This may enhance Google users’ ability to explore your destination from Google’s own platform. As of now, however, there is no way to drive traffic to a DMO site from this carousel. All clicks simply take the user to a new Google search using the name of the clicked attraction as a keyword.
Getting into the Top Stories carousel would first require the DMO committing to a strong content strategy for generating factual, news-report content. Editorials and features will not help it get into the SERP carousel.
Then, this news-only content would need to be published in its own directory on the site, where no non-news articles will be found. This could be accomplished by setting up a separate blog instance for the news articles. With this done, some additional custom background work by a developer would be required; DMOs would need to contact their web vendor about meeting the requirements.
Q: In addition to Local Results, Featured Snippets and Twitter pack, are there any other frequently overlooked tips for claiming more free real estate on Google?
A: Google Posts are a potentially exciting new way to get into Google’s results, especially when people search your destination name. Make sure you’ve claimed your destination’s official Google Posts slot (city governments and DMOs are both eligible). If the government has already claimed it, ask if they can share access with you. Stories published within Google Posts will appear below the Knowledge Panel served up for your destination.
As of yet, the level of user engagement with this section is hard to gauge, but it’s worth at least establishing your claim to the space.
Visit Savannah uses a tiered vetting system to measure the value of influencers, calculate engagement, review the strongest platforms, and writes each influencer contract accordingly.
In this popular presentation at eTourism Summit, Lauren Cleland, the DMO’s director of digital marketing, shared how it’s done. To steal this idea, click here.
Meantime…in this week’s breaking news: Instagram kills off fake likes, follows, and comments:
“We’re removing inauthentic likes and follows,” reads a new Instagram message popping up on some users’ phones this week.
Seems that Instagram is getting wise, cracking down on people and apps who are gaming the system.
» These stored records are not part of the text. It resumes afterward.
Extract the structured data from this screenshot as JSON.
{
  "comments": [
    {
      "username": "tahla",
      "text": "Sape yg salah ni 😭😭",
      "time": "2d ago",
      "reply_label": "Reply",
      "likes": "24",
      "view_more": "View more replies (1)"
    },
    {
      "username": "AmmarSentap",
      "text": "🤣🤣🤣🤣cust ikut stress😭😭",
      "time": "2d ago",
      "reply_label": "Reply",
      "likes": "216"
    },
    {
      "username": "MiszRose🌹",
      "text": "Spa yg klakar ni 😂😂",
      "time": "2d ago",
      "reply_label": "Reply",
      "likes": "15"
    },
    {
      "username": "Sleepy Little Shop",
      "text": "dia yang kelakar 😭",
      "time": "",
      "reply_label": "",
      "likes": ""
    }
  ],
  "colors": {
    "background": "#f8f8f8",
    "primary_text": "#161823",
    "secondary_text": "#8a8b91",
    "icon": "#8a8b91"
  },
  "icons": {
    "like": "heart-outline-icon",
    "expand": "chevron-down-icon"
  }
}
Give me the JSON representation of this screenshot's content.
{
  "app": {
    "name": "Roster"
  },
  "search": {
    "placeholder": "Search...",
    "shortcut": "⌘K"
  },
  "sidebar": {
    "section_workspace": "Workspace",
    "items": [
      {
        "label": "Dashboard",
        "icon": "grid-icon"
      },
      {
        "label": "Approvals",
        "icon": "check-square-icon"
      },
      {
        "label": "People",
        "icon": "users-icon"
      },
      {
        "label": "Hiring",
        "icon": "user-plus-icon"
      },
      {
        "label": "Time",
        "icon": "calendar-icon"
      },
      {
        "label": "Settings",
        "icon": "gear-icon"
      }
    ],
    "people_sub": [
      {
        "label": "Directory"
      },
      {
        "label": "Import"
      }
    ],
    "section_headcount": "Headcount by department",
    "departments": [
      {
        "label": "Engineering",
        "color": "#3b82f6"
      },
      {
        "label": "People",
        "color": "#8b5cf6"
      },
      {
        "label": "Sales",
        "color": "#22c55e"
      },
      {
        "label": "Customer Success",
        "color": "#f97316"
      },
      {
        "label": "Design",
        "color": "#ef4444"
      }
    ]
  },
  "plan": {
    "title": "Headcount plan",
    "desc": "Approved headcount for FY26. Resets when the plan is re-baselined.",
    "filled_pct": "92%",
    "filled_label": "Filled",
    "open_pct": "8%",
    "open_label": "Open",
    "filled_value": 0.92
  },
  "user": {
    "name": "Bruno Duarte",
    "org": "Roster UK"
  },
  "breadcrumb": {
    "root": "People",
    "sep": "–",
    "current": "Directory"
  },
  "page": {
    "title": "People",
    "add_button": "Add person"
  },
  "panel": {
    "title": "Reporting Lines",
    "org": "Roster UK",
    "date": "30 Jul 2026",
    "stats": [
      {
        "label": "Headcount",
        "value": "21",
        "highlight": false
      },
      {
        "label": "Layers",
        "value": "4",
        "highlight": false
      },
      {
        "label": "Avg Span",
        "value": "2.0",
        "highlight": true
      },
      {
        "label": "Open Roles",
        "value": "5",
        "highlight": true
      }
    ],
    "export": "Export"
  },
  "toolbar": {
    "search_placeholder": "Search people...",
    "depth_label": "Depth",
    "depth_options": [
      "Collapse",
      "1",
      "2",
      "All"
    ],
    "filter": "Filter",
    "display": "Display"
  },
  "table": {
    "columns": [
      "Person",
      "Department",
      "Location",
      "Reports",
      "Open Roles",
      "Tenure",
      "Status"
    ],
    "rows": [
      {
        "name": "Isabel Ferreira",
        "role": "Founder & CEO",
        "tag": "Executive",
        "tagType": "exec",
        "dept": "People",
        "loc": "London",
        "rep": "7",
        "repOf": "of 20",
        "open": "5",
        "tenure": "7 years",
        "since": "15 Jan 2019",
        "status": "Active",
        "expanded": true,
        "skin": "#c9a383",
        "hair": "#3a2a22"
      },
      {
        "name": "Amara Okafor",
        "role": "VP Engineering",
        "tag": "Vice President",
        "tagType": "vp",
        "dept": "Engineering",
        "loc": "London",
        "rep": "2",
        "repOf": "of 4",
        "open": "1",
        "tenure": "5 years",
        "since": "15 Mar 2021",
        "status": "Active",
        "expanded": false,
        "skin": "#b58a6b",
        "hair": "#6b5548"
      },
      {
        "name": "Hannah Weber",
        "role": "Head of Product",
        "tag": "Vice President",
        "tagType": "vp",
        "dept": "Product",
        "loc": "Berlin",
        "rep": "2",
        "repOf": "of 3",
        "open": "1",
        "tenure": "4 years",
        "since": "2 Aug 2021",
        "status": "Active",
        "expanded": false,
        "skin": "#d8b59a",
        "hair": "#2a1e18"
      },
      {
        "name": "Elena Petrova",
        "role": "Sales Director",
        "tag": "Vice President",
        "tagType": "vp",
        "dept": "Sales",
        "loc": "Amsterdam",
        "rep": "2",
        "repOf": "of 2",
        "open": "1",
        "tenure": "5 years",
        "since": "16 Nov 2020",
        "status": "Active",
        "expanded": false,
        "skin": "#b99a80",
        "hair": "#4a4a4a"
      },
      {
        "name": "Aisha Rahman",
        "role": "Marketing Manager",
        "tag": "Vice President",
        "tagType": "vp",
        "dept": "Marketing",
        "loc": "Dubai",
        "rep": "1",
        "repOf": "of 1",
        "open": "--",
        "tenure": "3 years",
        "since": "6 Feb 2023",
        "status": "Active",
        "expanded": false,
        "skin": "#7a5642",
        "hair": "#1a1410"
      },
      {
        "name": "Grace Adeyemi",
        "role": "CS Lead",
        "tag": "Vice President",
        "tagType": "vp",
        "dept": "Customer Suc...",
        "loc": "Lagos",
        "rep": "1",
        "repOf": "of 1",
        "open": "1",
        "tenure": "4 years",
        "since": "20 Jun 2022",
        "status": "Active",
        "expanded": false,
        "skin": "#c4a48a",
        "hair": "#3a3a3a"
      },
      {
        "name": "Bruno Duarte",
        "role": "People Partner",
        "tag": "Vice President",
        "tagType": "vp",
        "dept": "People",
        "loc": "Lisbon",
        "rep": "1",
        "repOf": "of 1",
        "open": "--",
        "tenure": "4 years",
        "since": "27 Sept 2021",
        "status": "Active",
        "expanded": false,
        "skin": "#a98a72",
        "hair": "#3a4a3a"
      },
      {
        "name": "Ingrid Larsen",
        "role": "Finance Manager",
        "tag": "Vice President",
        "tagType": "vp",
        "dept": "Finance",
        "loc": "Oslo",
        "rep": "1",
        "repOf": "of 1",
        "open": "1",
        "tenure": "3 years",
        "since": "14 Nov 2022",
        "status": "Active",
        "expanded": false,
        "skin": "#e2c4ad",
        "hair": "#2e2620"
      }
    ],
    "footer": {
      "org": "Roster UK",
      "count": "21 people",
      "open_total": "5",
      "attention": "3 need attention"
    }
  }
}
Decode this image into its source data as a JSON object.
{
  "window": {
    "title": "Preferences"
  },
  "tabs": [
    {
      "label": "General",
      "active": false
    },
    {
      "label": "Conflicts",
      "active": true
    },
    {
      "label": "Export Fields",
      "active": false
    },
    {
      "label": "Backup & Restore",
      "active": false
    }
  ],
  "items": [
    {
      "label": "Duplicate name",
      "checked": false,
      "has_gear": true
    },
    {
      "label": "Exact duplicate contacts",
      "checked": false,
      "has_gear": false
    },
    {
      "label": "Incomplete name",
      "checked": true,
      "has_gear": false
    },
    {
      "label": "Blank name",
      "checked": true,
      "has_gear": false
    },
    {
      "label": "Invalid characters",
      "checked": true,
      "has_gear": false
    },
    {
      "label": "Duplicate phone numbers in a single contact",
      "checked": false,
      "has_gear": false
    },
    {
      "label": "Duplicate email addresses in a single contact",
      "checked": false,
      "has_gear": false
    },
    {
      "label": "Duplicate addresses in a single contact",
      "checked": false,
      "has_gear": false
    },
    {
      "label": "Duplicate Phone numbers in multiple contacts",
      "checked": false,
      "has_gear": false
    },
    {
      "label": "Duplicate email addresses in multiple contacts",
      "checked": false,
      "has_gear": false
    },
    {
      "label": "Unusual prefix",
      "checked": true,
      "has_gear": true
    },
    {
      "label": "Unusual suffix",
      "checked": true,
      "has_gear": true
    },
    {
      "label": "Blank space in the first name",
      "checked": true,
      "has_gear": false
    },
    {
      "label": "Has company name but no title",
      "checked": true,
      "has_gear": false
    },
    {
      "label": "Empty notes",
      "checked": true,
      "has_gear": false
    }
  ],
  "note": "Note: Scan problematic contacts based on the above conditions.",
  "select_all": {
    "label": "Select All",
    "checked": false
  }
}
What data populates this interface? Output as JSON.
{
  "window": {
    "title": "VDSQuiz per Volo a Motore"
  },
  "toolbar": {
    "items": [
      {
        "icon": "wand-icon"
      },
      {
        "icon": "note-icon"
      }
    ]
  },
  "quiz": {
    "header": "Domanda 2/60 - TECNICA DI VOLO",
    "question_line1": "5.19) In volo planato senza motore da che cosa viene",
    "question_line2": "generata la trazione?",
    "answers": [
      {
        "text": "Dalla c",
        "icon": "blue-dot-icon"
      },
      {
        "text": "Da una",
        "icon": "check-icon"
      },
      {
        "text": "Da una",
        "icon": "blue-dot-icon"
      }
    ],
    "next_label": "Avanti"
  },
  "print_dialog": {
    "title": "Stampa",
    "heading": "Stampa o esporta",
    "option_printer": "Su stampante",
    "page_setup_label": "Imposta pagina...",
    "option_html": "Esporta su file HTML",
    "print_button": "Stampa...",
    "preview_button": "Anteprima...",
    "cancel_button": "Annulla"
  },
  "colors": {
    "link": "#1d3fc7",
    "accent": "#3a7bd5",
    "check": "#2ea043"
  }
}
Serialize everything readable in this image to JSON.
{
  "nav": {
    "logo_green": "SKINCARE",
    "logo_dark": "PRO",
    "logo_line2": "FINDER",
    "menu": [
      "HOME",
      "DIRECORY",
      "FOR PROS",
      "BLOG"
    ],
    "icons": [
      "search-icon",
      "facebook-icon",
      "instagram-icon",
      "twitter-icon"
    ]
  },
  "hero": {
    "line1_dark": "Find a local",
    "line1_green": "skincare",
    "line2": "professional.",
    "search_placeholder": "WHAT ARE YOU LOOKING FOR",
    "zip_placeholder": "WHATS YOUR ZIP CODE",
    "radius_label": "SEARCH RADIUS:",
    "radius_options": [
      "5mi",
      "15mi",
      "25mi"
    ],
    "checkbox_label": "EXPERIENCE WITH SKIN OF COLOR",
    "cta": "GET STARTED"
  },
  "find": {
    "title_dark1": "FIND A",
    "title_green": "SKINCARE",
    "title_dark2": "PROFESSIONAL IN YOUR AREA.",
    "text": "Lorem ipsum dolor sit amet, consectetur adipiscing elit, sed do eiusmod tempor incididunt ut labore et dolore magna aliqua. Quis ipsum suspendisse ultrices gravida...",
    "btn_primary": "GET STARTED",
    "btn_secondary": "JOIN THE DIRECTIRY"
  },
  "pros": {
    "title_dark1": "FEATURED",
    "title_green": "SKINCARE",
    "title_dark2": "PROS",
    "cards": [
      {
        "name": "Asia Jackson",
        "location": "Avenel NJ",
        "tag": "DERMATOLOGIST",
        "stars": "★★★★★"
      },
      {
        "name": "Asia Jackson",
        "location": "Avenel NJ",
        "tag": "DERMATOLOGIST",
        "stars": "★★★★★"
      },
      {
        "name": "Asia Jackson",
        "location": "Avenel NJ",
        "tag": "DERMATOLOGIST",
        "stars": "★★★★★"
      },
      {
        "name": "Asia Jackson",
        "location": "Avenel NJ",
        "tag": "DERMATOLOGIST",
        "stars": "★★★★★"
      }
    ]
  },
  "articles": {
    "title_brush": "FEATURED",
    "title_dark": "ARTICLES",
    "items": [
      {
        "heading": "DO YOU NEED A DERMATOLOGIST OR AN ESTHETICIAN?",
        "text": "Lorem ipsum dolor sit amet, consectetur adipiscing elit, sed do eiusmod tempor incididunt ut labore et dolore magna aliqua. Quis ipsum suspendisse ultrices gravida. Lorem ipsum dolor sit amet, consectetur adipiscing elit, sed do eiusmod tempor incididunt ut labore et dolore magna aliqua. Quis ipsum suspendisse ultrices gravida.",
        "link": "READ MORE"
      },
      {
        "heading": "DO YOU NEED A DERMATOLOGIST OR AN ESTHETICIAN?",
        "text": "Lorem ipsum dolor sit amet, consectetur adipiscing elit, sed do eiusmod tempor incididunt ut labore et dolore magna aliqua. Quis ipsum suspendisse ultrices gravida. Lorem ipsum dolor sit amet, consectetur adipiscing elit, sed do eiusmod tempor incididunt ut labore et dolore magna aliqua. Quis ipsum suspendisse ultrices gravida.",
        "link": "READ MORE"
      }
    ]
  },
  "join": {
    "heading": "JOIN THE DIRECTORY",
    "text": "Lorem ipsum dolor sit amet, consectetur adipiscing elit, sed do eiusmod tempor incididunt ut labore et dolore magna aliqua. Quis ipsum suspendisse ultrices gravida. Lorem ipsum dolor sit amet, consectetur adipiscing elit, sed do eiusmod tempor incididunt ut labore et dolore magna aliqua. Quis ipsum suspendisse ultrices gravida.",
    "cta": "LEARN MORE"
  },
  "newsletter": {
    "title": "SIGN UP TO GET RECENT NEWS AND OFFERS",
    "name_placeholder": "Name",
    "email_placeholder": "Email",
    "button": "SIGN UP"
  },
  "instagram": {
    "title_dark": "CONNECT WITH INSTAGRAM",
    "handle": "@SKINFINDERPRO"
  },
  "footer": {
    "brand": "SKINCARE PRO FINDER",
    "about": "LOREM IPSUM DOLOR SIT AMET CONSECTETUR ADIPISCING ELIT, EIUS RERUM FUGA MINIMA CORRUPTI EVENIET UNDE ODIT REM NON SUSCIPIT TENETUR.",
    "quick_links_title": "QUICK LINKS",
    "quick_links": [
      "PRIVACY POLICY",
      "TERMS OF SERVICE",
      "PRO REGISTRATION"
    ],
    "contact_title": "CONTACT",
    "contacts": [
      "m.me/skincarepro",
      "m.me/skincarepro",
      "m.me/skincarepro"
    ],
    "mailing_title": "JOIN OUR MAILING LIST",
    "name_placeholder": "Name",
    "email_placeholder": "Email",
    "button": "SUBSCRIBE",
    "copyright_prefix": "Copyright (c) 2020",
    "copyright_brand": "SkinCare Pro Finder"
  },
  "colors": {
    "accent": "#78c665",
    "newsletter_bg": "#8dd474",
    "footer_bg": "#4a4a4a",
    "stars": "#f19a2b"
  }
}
Instagram says it has developed machine learning tools to help detect and remove fake popularity boosting. This is the first time Instagram has publicly discussed removing fake likes from posts, according to media reports.
The move comes as major social media sites face increasing criticism over the presence of trolls, fake news, and misinformation on their platforms. Earlier this year, Twitter purged tens of millions of accounts from users’ follower counts (The Travel Vertical, 7/10/2018).
And, reports Recode, Instagram isn’t done: ‘We’ll have more updates in the coming weeks on additional measures we’re taking to tackle inauthentic activity on Instagram,’ the company wrote on its blog.” Click to read more from CNN and TechCrunch.
Visit Pittsburgh uses UGC to transform outdated perceptions. “Pittsburgh has always had a negative reputation as a smoky steel city, so why would anyone want to go there?” asks Molly Allwein, Digital Marketing Manager at Visit Pittsburgh.
“We’re always working on overcoming that perception, and once we get people here they’re always astounded.”
How did they do it? By leveraging the platform as a space for people who really want to rave about the city.
CrowdRiff tells more in this case study write-up.
Clocks have fallen back an hour, even Halloween is a memory, and summer vacation 2018 is ancient history. But travel pros know the busy holiday season is still ahead.
DMOs can pick up some expert advice from Sojern on how to strategize now.
More consumers are online for shopping this season and while extra eyes are fixed to the screen, travel searches are up. Learn about how travelers are planning to get away during the last part of 2018 and how to catch their attention in a timely report from Sojern.